The only Allied ship seriously damaged in more than 2 weeks of repeated air attacks at and near Biak, Kalk retired to Hollandia, New Guinea, for emergency repairs and sailed 20 June via the Admiralties and Pearl Harbor for the United States. Reaching San Francisco 31 July, she received complete repairs and underwent alteration at Mare Island.
Then the gallant destroyer departed 26 October for Pearl Harbor, arriving 1 November. On 12 November she headed via Eniwetok to Ulithi, Western Carolines, where she arrived 26 November to resume her duty in the western Pacific.
For more than 8 months Kalk operated out of Ulithi on ASW patrols screening sea logistics forces during offensive operations from Luzon to Okinawa. From 16 to 23 December she patrolled northeast of Luzon during replenishment of the 3d Fleet. Sailing from Ulithi 29 December, she screened supply units which supported TF 38 during the crucial Lingayen Gulf operations on western Luzon. She continued this important duty until returning to Ulithi 27 January 1945.
As a unit of DesDiv 38, Kalk rendezvoused with TG 50.8 on 18 February for refueling and replenishment operations of TF 58 during the savage campaign on Iwo Jima. Returning to Ulithi 6 March, she sailed northward 13 March with TG 50.8 to screen logistic support for the 5th Fleet which was then clearing Ryukyu waters of enemy shipping and aircraft in preparation for the invasion of Okinawa 1 April. From then to the end of the war, Kalk operated with the 5th and 3d Fleets off the Ryukyus as escort, plane guard, and ASW screen. Concerned primarily with screening supply ships between Ulithi and Okinawa, she destroyed numerous Japanese mines during patrols.

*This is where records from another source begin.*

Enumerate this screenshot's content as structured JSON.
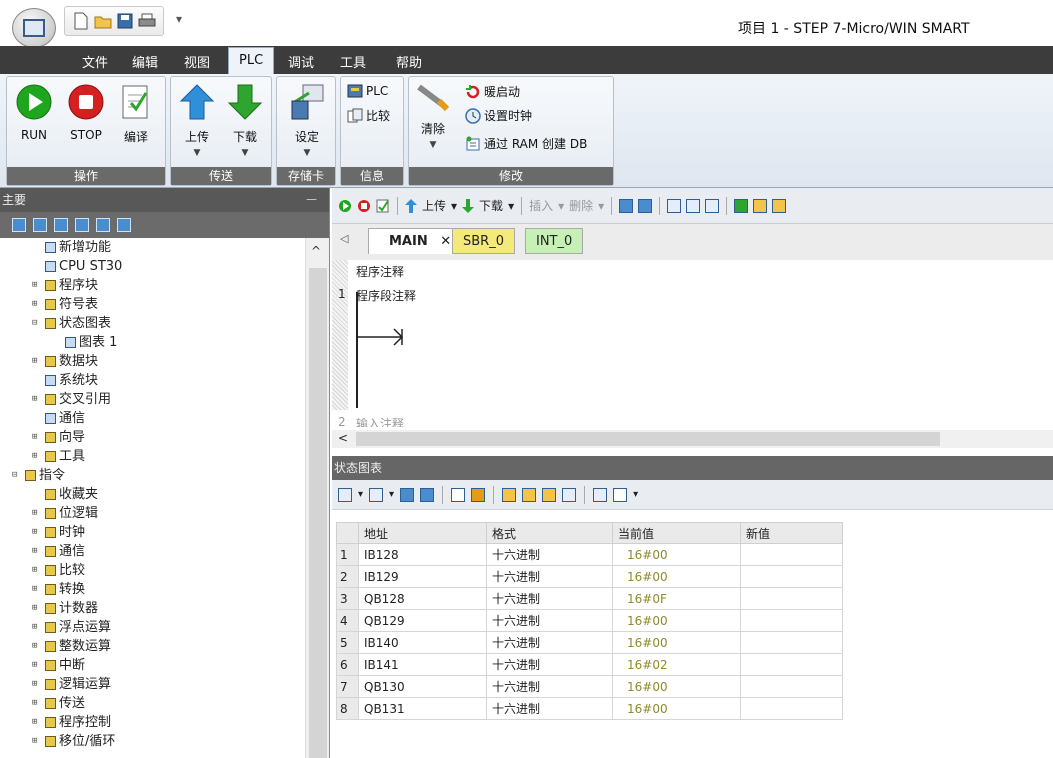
{
  "window": {
    "title": "项目 1 - STEP 7-Micro/WIN SMART",
    "qat_dropdown": "▾"
  },
  "menu": {
    "items": [
      "文件",
      "编辑",
      "视图",
      "PLC",
      "调试",
      "工具",
      "帮助"
    ],
    "active": "PLC"
  },
  "ribbon": {
    "groups": {
      "ops": "操作",
      "transfer": "传送",
      "card": "存储卡",
      "info": "信息",
      "modify": "修改"
    },
    "buttons": {
      "run": "RUN",
      "stop": "STOP",
      "compile": "编译",
      "upload": "上传",
      "download": "下载",
      "setup": "设定",
      "plc": "PLC",
      "compare": "比较",
      "clear": "清除",
      "warm_start": "暖启动",
      "set_clock": "设置时钟",
      "create_db": "通过 RAM 创建 DB"
    }
  },
  "left_panel": {
    "title": "主要",
    "pin": "ꟷ",
    "tree": [
      {
        "label": "新增功能",
        "exp": "",
        "indent": 1
      },
      {
        "label": "CPU ST30",
        "exp": "",
        "indent": 1
      },
      {
        "label": "程序块",
        "exp": "⊞",
        "indent": 1
      },
      {
        "label": "符号表",
        "exp": "⊞",
        "indent": 1
      },
      {
        "label": "状态图表",
        "exp": "⊟",
        "indent": 1
      },
      {
        "label": "图表 1",
        "exp": "",
        "indent": 2
      },
      {
        "label": "数据块",
        "exp": "⊞",
        "indent": 1
      },
      {
        "label": "系统块",
        "exp": "",
        "indent": 1
      },
      {
        "label": "交叉引用",
        "exp": "⊞",
        "indent": 1
      },
      {
        "label": "通信",
        "exp": "",
        "indent": 1
      },
      {
        "label": "向导",
        "exp": "⊞",
        "indent": 1
      },
      {
        "label": "工具",
        "exp": "⊞",
        "indent": 1
      },
      {
        "label": "指令",
        "exp": "⊟",
        "indent": 0
      },
      {
        "label": "收藏夹",
        "exp": "",
        "indent": 1
      },
      {
        "label": "位逻辑",
        "exp": "⊞",
        "indent": 1
      },
      {
        "label": "时钟",
        "exp": "⊞",
        "indent": 1
      },
      {
        "label": "通信",
        "exp": "⊞",
        "indent": 1
      },
      {
        "label": "比较",
        "exp": "⊞",
        "indent": 1
      },
      {
        "label": "转换",
        "exp": "⊞",
        "indent": 1
      },
      {
        "label": "计数器",
        "exp": "⊞",
        "indent": 1
      },
      {
        "label": "浮点运算",
        "exp": "⊞",
        "indent": 1
      },
      {
        "label": "整数运算",
        "exp": "⊞",
        "indent": 1
      },
      {
        "label": "中断",
        "exp": "⊞",
        "indent": 1
      },
      {
        "label": "逻辑运算",
        "exp": "⊞",
        "indent": 1
      },
      {
        "label": "传送",
        "exp": "⊞",
        "indent": 1
      },
      {
        "label": "程序控制",
        "exp": "⊞",
        "indent": 1
      },
      {
        "label": "移位/循环",
        "exp": "⊞",
        "indent": 1
      }
    ]
  },
  "editor": {
    "toolbar": {
      "upload": "上传",
      "download": "下载",
      "insert": "插入",
      "delete": "删除"
    },
    "tabs": [
      "MAIN",
      "SBR_0",
      "INT_0"
    ],
    "program_comment": "程序注释",
    "network_number": "1",
    "network_comment": "程序段注释",
    "network2_number": "2",
    "network2_comment": "输入注释"
  },
  "status_chart": {
    "title": "状态图表",
    "columns": [
      "地址",
      "格式",
      "当前值",
      "新值"
    ],
    "rows": [
      {
        "idx": "1",
        "address": "IB128",
        "format": "十六进制",
        "current": "16#00",
        "new": ""
      },
      {
        "idx": "2",
        "address": "IB129",
        "format": "十六进制",
        "current": "16#00",
        "new": ""
      },
      {
        "idx": "3",
        "address": "QB128",
        "format": "十六进制",
        "current": "16#0F",
        "new": ""
      },
      {
        "idx": "4",
        "address": "QB129",
        "format": "十六进制",
        "current": "16#00",
        "new": ""
      },
      {
        "idx": "5",
        "address": "IB140",
        "format": "十六进制",
        "current": "16#00",
        "new": ""
      },
      {
        "idx": "6",
        "address": "IB141",
        "format": "十六进制",
        "current": "16#02",
        "new": ""
      },
      {
        "idx": "7",
        "address": "QB130",
        "format": "十六进制",
        "current": "16#00",
        "new": ""
      },
      {
        "idx": "8",
        "address": "QB131",
        "format": "十六进制",
        "current": "16#00",
        "new": ""
      }
    ]
  },
  "colors": {
    "run_green": "#1fa61f",
    "stop_red": "#d42020",
    "arrow_blue": "#2f8fd8",
    "arrow_green": "#2ea52e",
    "value_olive": "#8f8a2a"
  }
}
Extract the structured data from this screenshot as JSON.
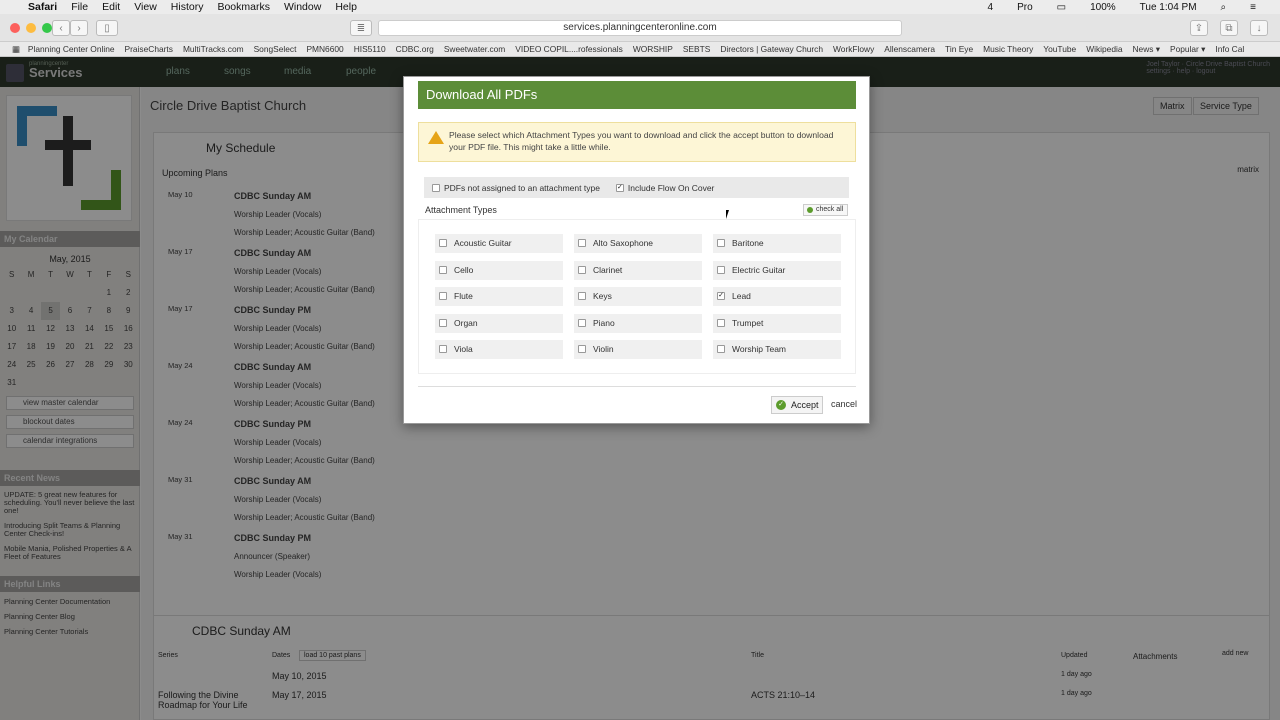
{
  "menubar": {
    "app": "Safari",
    "items": [
      "File",
      "Edit",
      "View",
      "History",
      "Bookmarks",
      "Window",
      "Help"
    ],
    "status": [
      "4",
      "Pro",
      "100%",
      "Tue 1:04 PM"
    ]
  },
  "browser": {
    "url": "services.planningcenteronline.com",
    "bookmarks": [
      "Planning Center Online",
      "PraiseCharts",
      "MultiTracks.com",
      "SongSelect",
      "PMN6600",
      "HIS5110",
      "CDBC.org",
      "Sweetwater.com",
      "VIDEO COPIL....rofessionals",
      "WORSHIP",
      "SEBTS",
      "Directors | Gateway Church",
      "WorkFlowy",
      "Allenscamera",
      "Tin Eye",
      "Music Theory",
      "YouTube",
      "Wikipedia",
      "News ▾",
      "Popular ▾",
      "Info Cal"
    ]
  },
  "app": {
    "logo_small": "planningcenter",
    "logo": "Services",
    "tabs": [
      "plans",
      "songs",
      "media",
      "people"
    ],
    "user": "Joel Taylor",
    "org": "Circle Drive Baptist Church",
    "user_links": "settings · help · logout"
  },
  "sidebar": {
    "my_calendar": "My Calendar",
    "month": "May, 2015",
    "weekdays": [
      "S",
      "M",
      "T",
      "W",
      "T",
      "F",
      "S"
    ],
    "days": [
      "",
      "",
      "",
      "",
      "",
      "1",
      "2",
      "3",
      "4",
      "5",
      "6",
      "7",
      "8",
      "9",
      "10",
      "11",
      "12",
      "13",
      "14",
      "15",
      "16",
      "17",
      "18",
      "19",
      "20",
      "21",
      "22",
      "23",
      "24",
      "25",
      "26",
      "27",
      "28",
      "29",
      "30",
      "31",
      "",
      "",
      "",
      "",
      "",
      ""
    ],
    "buttons": [
      "view master calendar",
      "blockout dates",
      "calendar integrations"
    ],
    "recent_news": "Recent News",
    "news": [
      "UPDATE: 5 great new features for scheduling. You'll never believe the last one!",
      "Introducing Split Teams & Planning Center Check-ins!",
      "Mobile Mania, Polished Properties & A Fleet of Features"
    ],
    "helpful_links": "Helpful Links",
    "links": [
      "Planning Center Documentation",
      "Planning Center Blog",
      "Planning Center Tutorials"
    ]
  },
  "main": {
    "church": "Circle Drive Baptist Church",
    "matrix": "Matrix",
    "service_type": "Service Type",
    "my_schedule": "My Schedule",
    "upcoming": "Upcoming Plans",
    "matrix_small": "matrix",
    "schedule": [
      {
        "date": "May 10",
        "title": "CDBC Sunday AM",
        "roles": [
          "Worship Leader (Vocals)",
          "Worship Leader; Acoustic Guitar (Band)"
        ]
      },
      {
        "date": "May 17",
        "title": "CDBC Sunday AM",
        "roles": [
          "Worship Leader (Vocals)",
          "Worship Leader; Acoustic Guitar (Band)"
        ]
      },
      {
        "date": "May 17",
        "title": "CDBC Sunday PM",
        "roles": [
          "Worship Leader (Vocals)",
          "Worship Leader; Acoustic Guitar (Band)"
        ]
      },
      {
        "date": "May 24",
        "title": "CDBC Sunday AM",
        "roles": [
          "Worship Leader (Vocals)",
          "Worship Leader; Acoustic Guitar (Band)"
        ]
      },
      {
        "date": "May 24",
        "title": "CDBC Sunday PM",
        "roles": [
          "Worship Leader (Vocals)",
          "Worship Leader; Acoustic Guitar (Band)"
        ]
      },
      {
        "date": "May 31",
        "title": "CDBC Sunday AM",
        "roles": [
          "Worship Leader (Vocals)",
          "Worship Leader; Acoustic Guitar (Band)"
        ]
      },
      {
        "date": "May 31",
        "title": "CDBC Sunday PM",
        "roles": [
          "Announcer (Speaker)",
          "Worship Leader (Vocals)"
        ]
      }
    ],
    "service": "CDBC Sunday AM",
    "cols": {
      "series": "Series",
      "dates": "Dates",
      "past": "load 10 past plans",
      "title": "Title",
      "updated": "Updated",
      "attachments": "Attachments",
      "add_new": "add new"
    },
    "rows": [
      {
        "series": "",
        "date": "May 10, 2015",
        "title": "",
        "updated": "1 day ago"
      },
      {
        "series": "Following the Divine Roadmap for Your Life",
        "date": "May 17, 2015",
        "title": "ACTS 21:10–14",
        "updated": "1 day ago"
      }
    ]
  },
  "modal": {
    "title": "Download All PDFs",
    "warning": "Please select which Attachment Types you want to download and click the accept button to download your PDF file. This might take a little while.",
    "opt_unassigned": "PDFs not assigned to an attachment type",
    "opt_flow": "Include Flow On Cover",
    "opt_unassigned_checked": false,
    "opt_flow_checked": true,
    "types_label": "Attachment Types",
    "check_all": "check all",
    "types": [
      {
        "label": "Acoustic Guitar",
        "checked": false
      },
      {
        "label": "Alto Saxophone",
        "checked": false
      },
      {
        "label": "Baritone",
        "checked": false
      },
      {
        "label": "Cello",
        "checked": false
      },
      {
        "label": "Clarinet",
        "checked": false
      },
      {
        "label": "Electric Guitar",
        "checked": false
      },
      {
        "label": "Flute",
        "checked": false
      },
      {
        "label": "Keys",
        "checked": false
      },
      {
        "label": "Lead",
        "checked": true
      },
      {
        "label": "Organ",
        "checked": false
      },
      {
        "label": "Piano",
        "checked": false
      },
      {
        "label": "Trumpet",
        "checked": false
      },
      {
        "label": "Viola",
        "checked": false
      },
      {
        "label": "Violin",
        "checked": false
      },
      {
        "label": "Worship Team",
        "checked": false
      }
    ],
    "accept": "Accept",
    "cancel": "cancel"
  },
  "colors": {
    "header_green": "#5c8d38",
    "warning_bg": "#fdf6d6",
    "app_header": "#2f3a2c"
  }
}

While steaming for Okinawa 5 June with logistic support group TG 30.8, she passed through a raging typhoon with destructive winds of more than 90 knots. Suffering only minor damage, Kalk continued screening patrols. When the war ended 15 August, she was steaming from Okinawa to Ulithi.
Departing Ultithi 20 August, Kalk sailed via Saipan and Okinawa to Japan, arriving Tokyo Bay 1 September escorting Detroit (CL-8). Present at the formal Japanese surrender 2 September, she departed the 3d on an escort run to Eniwetok. After returning to Tokyo Bay 16 September, she departed for the United States 12 October via the Philippines, Eniwetok, and Pearl Harbor. Reaching San Diego 17 November, she proceeded on the 17th for the East Coast, arriving Boston 11 December. After overhaul, she departed Boston 18 January 1946 and arrived Charleston, S.C., on the 20th. Kalk decommissioned at Charleston 3 May, entered the Atlantic Reserve Fleet, and is currently berthed at Orange, Tex.
Kalk received eight battle stars for World War II service.